It’s tough to miss the pair of looming, white “Dry Ice Factory” towers on the corner of 33rd and Walnut in Denver’s River North (RiNo) Arts District. In 1929, carbon dioxide billowed out of these cylinders as Liquid Carbonic Corporation manufactured dry ice for the first soda machines. Today, the brick factory has been repurposed to house a co-op gallery and two dozen Denver artists, including painters, sculptors, and ceramicists, all of whom lease the studios for between $375 and $1,100 a month. “In the next 10 years, we want to start developing programming so we can become an art center and not just a building of studios and galleries,” says Matthew Palmer, managing owner of Dry Ice Factory.

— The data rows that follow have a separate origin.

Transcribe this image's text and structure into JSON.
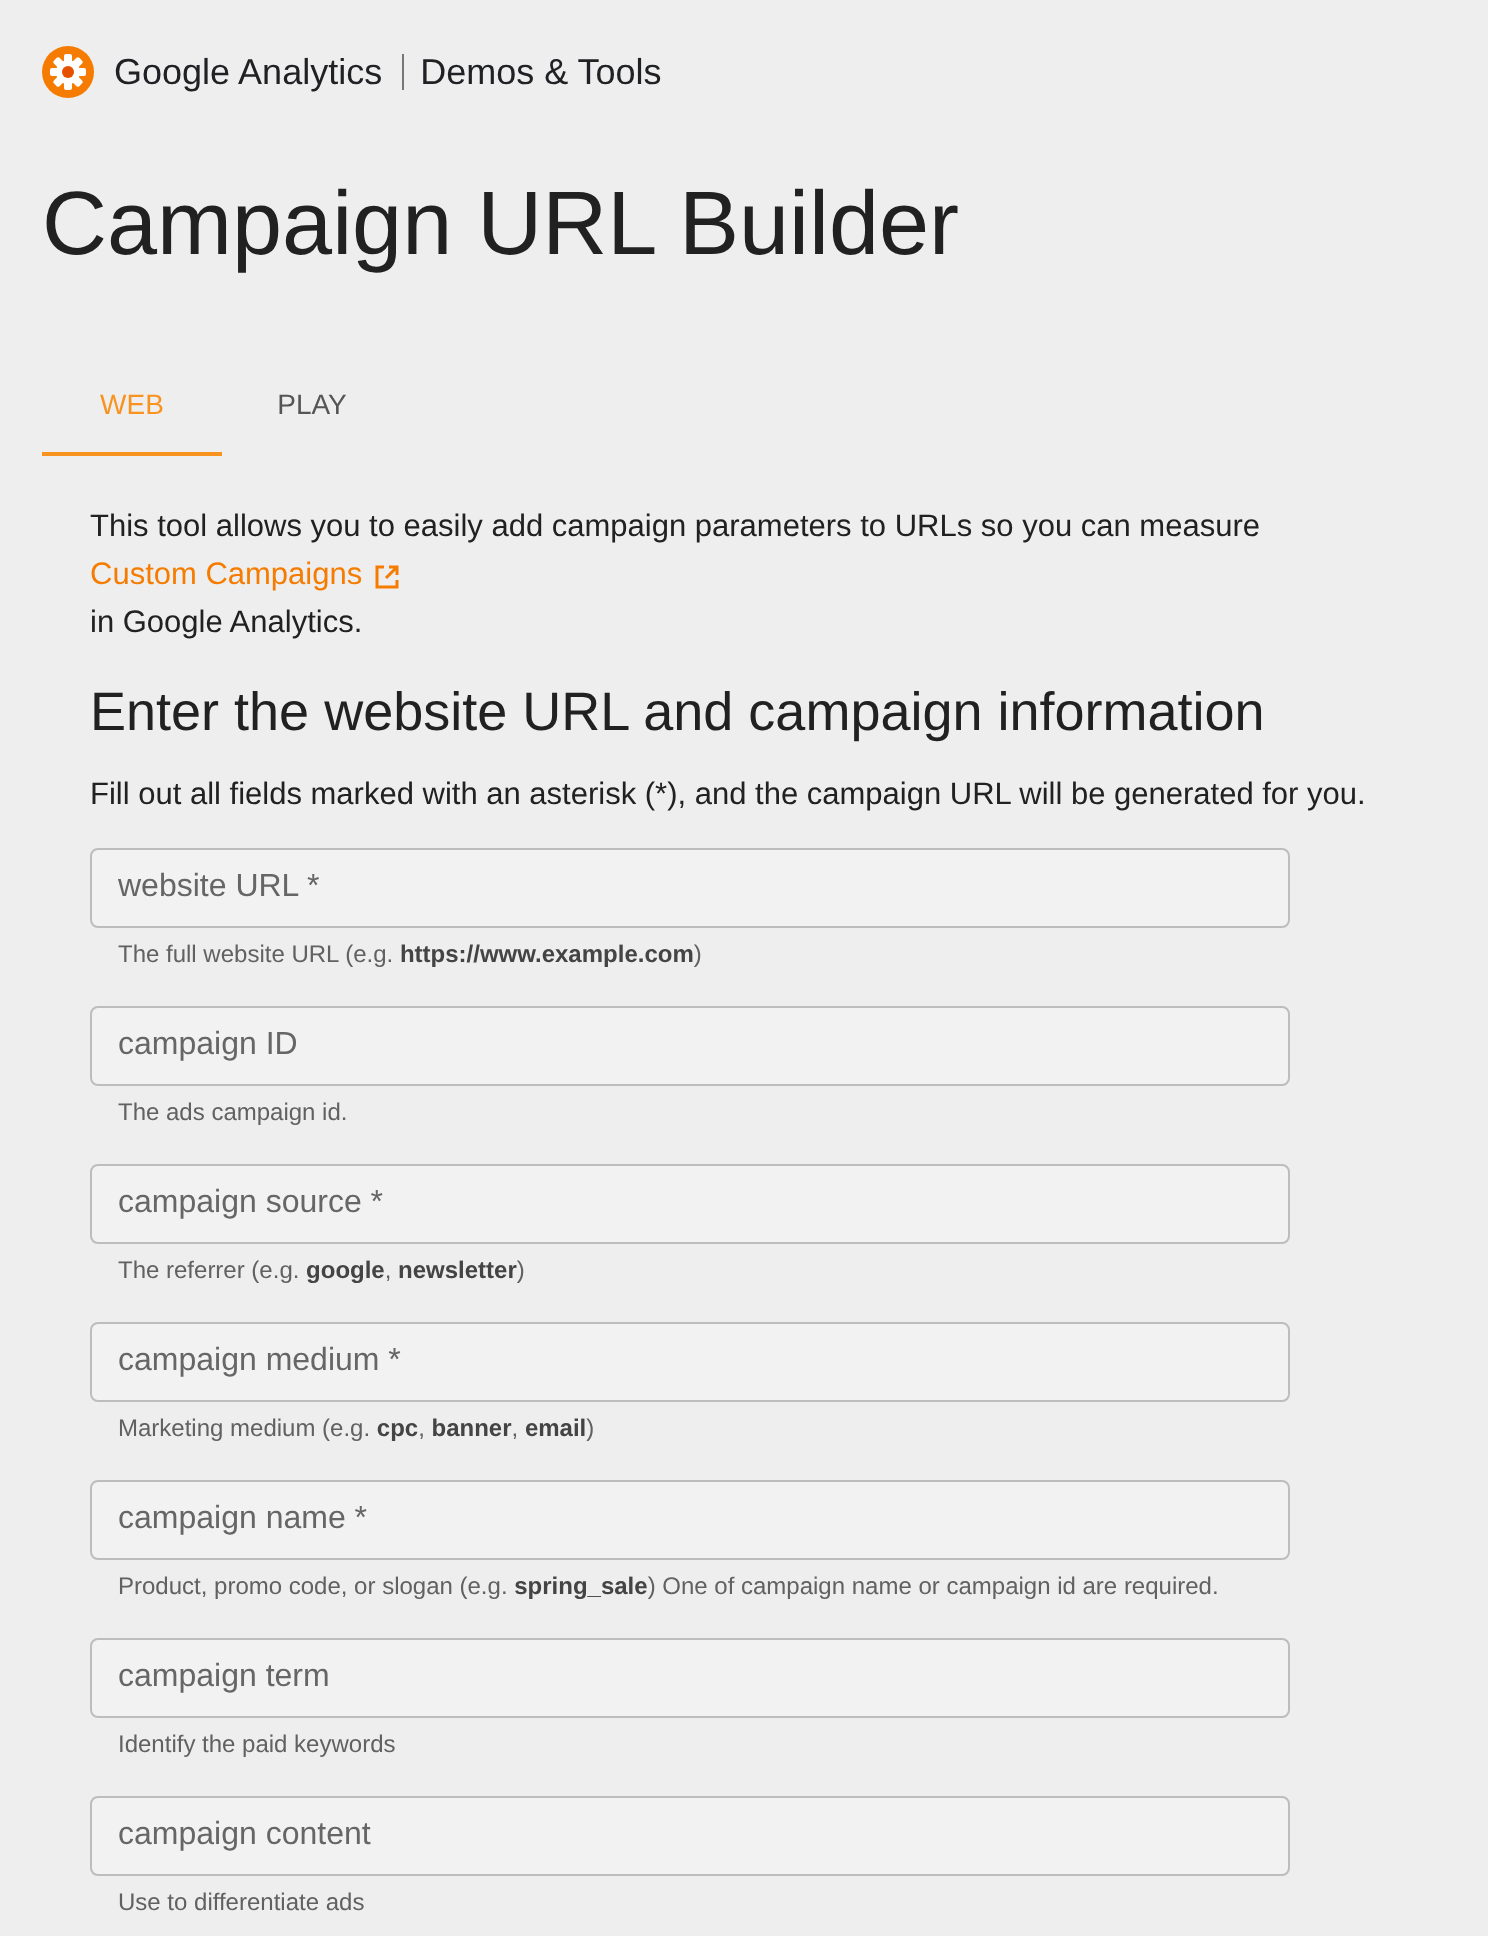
{
  "header": {
    "brand": "Google Analytics",
    "section": "Demos & Tools"
  },
  "title": "Campaign URL Builder",
  "tabs": [
    {
      "label": "WEB",
      "selected": true
    },
    {
      "label": "PLAY",
      "selected": false
    }
  ],
  "intro": {
    "text": "This tool allows you to easily add campaign parameters to URLs so you can measure",
    "link": "Custom Campaigns",
    "after": "in Google Analytics."
  },
  "heading": "Enter the website URL and campaign information",
  "instructions": "Fill out all fields marked with an asterisk (*), and the campaign URL will be generated for you.",
  "fields": [
    {
      "placeholder": "website URL *",
      "helper": "The full website URL (e.g. **https://www.example.com**)"
    },
    {
      "placeholder": "campaign ID",
      "helper": "The ads campaign id."
    },
    {
      "placeholder": "campaign source *",
      "helper": "The referrer (e.g. **google**, **newsletter**)"
    },
    {
      "placeholder": "campaign medium *",
      "helper": "Marketing medium (e.g. **cpc**, **banner**, **email**)"
    },
    {
      "placeholder": "campaign name *",
      "helper": "Product, promo code, or slogan (e.g. **spring_sale**) One of campaign name or campaign id are required."
    },
    {
      "placeholder": "campaign term",
      "helper": "Identify the paid keywords"
    },
    {
      "placeholder": "campaign content",
      "helper": "Use to differentiate ads"
    }
  ]
}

Palmer and his father purchased the space in April 2007 after city developers withdrew when they found out how much work the aged factory needed. Palmer, though, was up for the task: After nearly two years of renovations and almost 45 tons of steel recycled, the building reopened in March, its history preserved in the artfully framed Liquid Carbonic Corporation ads that hang on the walls.

Dry Ice Factory is open to the public for art viewing and studio tours on First Fridays 6-10 p.m.